The original myths in that genealogy are the Ignoble and Noble Savage. The Ignoble Savage myth presents the Amerindian as non-human, animal, or monster, in both moral and physical descriptions. The Noble Savage is an idealized portrait of the purity and innocence of Native peoples that Europeans connect to a simpler time and way of life, often seen as belonging to the past. Texts written by Michel de Montaigne and Jean-Jacques Rousseau are instrumental in the creation and propagation of this myth. An important consequence of the Noble and Ignoble Savage myths is an association of the Native with Nature in the French mind, what I refer to as the French cultural imaginary of the Amerindian. The link between the Indigenous peoples of the Americas and Nature is a recurring theme in French texts that represent the Amerindian. The mythologies of the Noble and Ignoble Savage, including the association of the Amerindian with the environment or world of the non-human animal, influence early modern philosophical, religious, scientific and literary images of the Amerindian in French.
In the nineteenth century, the mythic paradigm of the Vanishing Indian becomes the prevailing vision of the Amerindian. Originating in the Noble Savage, the myth of the Vanishing Indian presents the Native as extinct or nearing extinction; images are often characterized by nostalgia and guilt.
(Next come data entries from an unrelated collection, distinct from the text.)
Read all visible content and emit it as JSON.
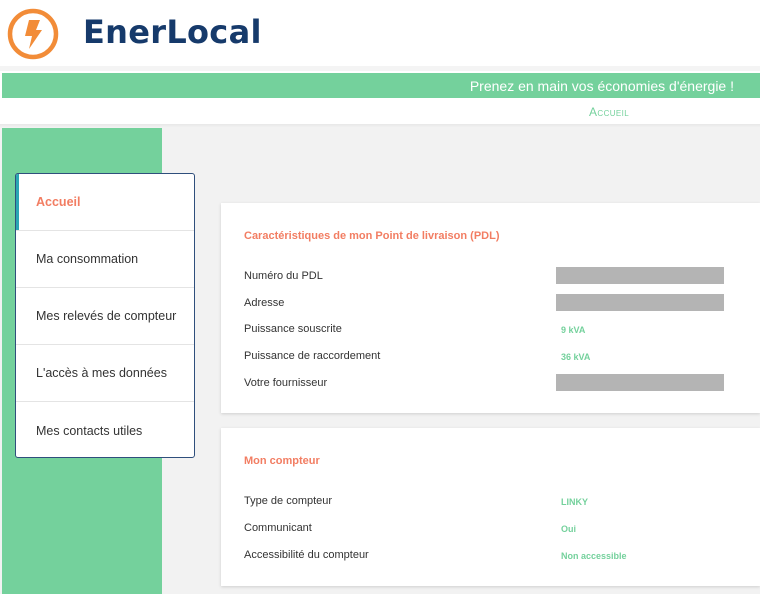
{
  "header": {
    "brand": "EnerLocal",
    "logo_icon": "lightning-bolt-icon",
    "brand_color": "#163a6b",
    "logo_color": "#f28c38"
  },
  "banner": {
    "text": "Prenez en main vos économies d'énergie !",
    "color": "#74d19c"
  },
  "breadcrumb": {
    "current": "Accueil"
  },
  "sidebar": {
    "items": [
      {
        "label": "Accueil",
        "active": true
      },
      {
        "label": "Ma consommation",
        "active": false
      },
      {
        "label": "Mes relevés de compteur",
        "active": false
      },
      {
        "label": "L'accès à mes données",
        "active": false
      },
      {
        "label": "Mes contacts utiles",
        "active": false
      }
    ]
  },
  "pdl_card": {
    "title": "Caractéristiques de mon Point de livraison (PDL)",
    "rows": [
      {
        "label": "Numéro du PDL",
        "value": null,
        "redacted": true
      },
      {
        "label": "Adresse",
        "value": null,
        "redacted": true
      },
      {
        "label": "Puissance souscrite",
        "value": "9 kVA",
        "redacted": false
      },
      {
        "label": "Puissance de raccordement",
        "value": "36 kVA",
        "redacted": false
      },
      {
        "label": "Votre fournisseur",
        "value": null,
        "redacted": true
      }
    ]
  },
  "meter_card": {
    "title": "Mon compteur",
    "rows": [
      {
        "label": "Type de compteur",
        "value": "LINKY"
      },
      {
        "label": "Communicant",
        "value": "Oui"
      },
      {
        "label": "Accessibilité du compteur",
        "value": "Non accessible"
      }
    ]
  },
  "colors": {
    "accent_green": "#74d19c",
    "accent_orange": "#f27d62",
    "active_marker": "#2aa7b3",
    "menu_border": "#2f4f7c"
  }
}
The inevitability of the disappearance of the Amerindian is a logic that informs representations of the Native in Chateaubriand’s writing and in French Western novels.
In the twentieth and twenty-first centuries, French and Quebecois authors engage in the myth of Going Native. Following the metaphorical disappearance of the Amerindian according to the Vanishing Indian framework, French and French-Canadian characters undertake journeys of self-actualization that are catalyzed by contact with the (myths of the) Native. Through mythologized knowledge of the Native, non-Native characters are transformed into truer versions of themselves. Representations of androgynous and homosexual Native sexualities are significant elements in many narratives of Going Native, which I interpret through a queer critique.
In addition to literary forays, my dissertation focuses on how myths of the Native are presented in French texts that claim to produce scientific truth. In the eighteenth century, the field of natural history uses images of the Native that echo the logic of the Ignoble Savage myth. In the nineteenth century, one of the foundational texts of the discipline of sociology utilizes images of Amerindian gender ambiguity to formulate a distinction between primitive and modern peoples. In my conclusion, I examine how the mythologies traced throughout the study influence the father of structural anthropology in his text Tristes tropiques.
Amerindian, Ecocriticism, First Nations, French, Literature, Quebecois
xii, 378 pages
Includes bibliographical references (pages 365-378).
Copyright 2016 James Boucher